3. Electric pressure cooker instructions: Set the pressure cooker to “Sauté” and add the ghee; once melted and shimmering (about 2 minutes), add half of the lamb pieces. Sauté until browned, about 6 minutes, turning halfway through cooking. Remove the lamb and cook the other batch in the same manner, then set aside with the other half of the lamb. Add the marinade/curry sauce mixture to the pot and bring to a simmer; stir in the potatoes and lamb, cover, and set to “Meat/Stew” (high pressure) for 20 minutes. Once finished, allow the pressure cooker to depressurize (about 15 minutes) then remove the lid. Gently remove the lamb and potatoes and set aside; set the pressure cooker to “Sauté” again and bring to a boil; reduce the liquid by half. Return the lamb and potatoes to the curry and stir in the cilantro, then serve.
4. Stovetop instructions: In a dutch oven, warm the ghee over medium/high heat until shimmering, about 2 minutes. Add the lamb, in batches if needed, and sauté until browned, about 6 minutes per batch. Set the lamb aside and reduce heat to medium. Add the marinade/curry sauce mixture to the pot and bring to a simmer; stir in the lamb. Cover and reduce heat to low, and simmer until just tender, 1-2 hours, then add the potatoes and simmer for another 30 minutes. Gently remove the lamb and potatoes and set aside; increase heat to medium and bring to a boil; reduce the liquid by half. Return the lamb and potatoes to the curry and stir in the cilantro, then serve.

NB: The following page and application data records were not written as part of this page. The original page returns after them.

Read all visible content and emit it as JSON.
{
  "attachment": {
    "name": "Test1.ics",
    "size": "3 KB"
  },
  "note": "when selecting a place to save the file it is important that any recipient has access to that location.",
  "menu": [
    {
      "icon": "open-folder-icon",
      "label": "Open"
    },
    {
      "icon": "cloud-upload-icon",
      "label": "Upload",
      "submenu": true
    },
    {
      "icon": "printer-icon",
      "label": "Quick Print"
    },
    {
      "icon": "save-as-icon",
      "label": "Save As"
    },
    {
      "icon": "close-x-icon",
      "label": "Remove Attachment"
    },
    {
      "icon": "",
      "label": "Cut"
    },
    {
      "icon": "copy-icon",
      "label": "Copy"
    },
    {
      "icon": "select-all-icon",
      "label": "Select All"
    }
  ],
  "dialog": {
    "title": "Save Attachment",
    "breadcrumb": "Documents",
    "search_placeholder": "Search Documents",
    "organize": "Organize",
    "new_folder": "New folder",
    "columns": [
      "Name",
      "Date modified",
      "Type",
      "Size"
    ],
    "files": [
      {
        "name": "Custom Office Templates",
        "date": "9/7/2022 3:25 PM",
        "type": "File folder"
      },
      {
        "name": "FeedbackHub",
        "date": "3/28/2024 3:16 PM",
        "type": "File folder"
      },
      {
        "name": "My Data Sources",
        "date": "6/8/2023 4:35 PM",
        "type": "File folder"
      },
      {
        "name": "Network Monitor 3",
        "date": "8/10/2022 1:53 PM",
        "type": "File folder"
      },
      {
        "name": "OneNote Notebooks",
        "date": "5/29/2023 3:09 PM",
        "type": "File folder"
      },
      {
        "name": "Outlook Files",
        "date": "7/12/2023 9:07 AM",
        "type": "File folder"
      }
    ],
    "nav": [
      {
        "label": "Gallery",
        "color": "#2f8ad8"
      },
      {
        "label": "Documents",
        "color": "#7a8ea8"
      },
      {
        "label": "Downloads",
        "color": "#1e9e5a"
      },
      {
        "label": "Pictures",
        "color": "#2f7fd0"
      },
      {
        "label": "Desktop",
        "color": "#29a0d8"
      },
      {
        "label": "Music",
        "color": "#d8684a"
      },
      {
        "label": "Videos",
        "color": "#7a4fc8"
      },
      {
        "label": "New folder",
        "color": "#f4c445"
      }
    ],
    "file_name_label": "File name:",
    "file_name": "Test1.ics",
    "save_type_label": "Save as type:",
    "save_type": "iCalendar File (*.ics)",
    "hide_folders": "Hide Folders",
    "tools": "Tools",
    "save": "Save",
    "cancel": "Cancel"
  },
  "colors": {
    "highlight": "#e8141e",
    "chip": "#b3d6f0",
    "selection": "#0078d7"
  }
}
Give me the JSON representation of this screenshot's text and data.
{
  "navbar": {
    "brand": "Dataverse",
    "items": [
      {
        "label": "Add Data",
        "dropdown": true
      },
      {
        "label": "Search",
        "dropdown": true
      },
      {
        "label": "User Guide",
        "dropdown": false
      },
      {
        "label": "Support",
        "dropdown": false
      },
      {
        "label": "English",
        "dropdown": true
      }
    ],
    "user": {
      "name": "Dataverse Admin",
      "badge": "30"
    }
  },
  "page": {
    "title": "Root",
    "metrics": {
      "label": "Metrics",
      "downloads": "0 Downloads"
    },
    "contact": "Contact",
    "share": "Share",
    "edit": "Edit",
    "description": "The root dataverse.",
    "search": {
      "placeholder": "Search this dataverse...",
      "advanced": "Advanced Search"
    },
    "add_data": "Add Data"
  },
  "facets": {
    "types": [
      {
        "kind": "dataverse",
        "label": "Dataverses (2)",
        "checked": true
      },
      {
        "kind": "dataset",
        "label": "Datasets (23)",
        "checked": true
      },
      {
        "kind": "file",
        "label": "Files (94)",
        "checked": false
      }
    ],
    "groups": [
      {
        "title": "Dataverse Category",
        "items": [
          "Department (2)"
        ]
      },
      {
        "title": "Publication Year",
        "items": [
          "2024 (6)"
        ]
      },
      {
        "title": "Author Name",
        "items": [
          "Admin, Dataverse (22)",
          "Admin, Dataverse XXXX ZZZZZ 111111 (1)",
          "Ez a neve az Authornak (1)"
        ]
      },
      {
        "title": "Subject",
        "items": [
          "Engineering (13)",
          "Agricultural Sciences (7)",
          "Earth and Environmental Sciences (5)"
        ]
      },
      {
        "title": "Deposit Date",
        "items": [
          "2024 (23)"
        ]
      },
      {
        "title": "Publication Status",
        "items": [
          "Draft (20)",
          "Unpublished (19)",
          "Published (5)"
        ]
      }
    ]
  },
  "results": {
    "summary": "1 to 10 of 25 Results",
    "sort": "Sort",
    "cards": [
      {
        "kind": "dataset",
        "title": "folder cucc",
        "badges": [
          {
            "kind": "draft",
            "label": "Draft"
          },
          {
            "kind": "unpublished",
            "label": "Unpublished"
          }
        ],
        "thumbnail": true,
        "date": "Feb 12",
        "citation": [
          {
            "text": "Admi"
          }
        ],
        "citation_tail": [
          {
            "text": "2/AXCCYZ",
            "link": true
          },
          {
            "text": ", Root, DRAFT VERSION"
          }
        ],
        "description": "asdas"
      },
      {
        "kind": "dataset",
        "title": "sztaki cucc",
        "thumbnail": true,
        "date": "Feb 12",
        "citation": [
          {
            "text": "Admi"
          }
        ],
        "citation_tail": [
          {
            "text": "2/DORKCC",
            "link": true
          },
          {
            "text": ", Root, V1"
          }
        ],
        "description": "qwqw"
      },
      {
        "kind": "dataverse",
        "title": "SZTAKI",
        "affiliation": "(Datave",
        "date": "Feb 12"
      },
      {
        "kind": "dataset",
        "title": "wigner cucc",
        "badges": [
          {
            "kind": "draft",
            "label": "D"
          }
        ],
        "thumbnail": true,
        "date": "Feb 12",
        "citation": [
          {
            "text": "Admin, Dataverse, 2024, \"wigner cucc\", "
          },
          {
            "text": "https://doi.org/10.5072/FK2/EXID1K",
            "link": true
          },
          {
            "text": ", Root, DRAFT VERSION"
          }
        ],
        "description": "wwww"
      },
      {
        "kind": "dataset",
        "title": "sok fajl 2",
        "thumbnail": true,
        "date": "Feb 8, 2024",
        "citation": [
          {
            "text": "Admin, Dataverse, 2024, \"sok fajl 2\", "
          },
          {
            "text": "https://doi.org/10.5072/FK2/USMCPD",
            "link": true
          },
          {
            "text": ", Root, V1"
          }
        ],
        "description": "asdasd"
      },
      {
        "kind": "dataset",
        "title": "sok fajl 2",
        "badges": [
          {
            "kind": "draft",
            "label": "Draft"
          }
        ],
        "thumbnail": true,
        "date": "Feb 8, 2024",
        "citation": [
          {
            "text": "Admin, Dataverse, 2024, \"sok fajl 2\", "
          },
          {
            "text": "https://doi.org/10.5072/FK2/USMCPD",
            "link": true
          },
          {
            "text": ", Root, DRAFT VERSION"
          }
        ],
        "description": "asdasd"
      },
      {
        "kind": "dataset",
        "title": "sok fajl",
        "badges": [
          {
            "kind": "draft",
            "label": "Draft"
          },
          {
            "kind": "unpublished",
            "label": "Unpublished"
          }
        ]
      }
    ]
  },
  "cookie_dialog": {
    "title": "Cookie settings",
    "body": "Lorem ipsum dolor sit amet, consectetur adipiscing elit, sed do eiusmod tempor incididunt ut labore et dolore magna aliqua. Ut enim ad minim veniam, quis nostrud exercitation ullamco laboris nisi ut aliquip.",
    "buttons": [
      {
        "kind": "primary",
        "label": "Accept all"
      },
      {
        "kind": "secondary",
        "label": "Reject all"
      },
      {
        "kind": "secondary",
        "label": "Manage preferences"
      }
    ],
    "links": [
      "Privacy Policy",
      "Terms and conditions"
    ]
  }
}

The shoulder chops I used for this recipe had bones in them; I added the bony chunks to the pressure cooker and easily picked the meat off when done cooking. It’s a win-win, since the bones added a greater depth of flavor along the way.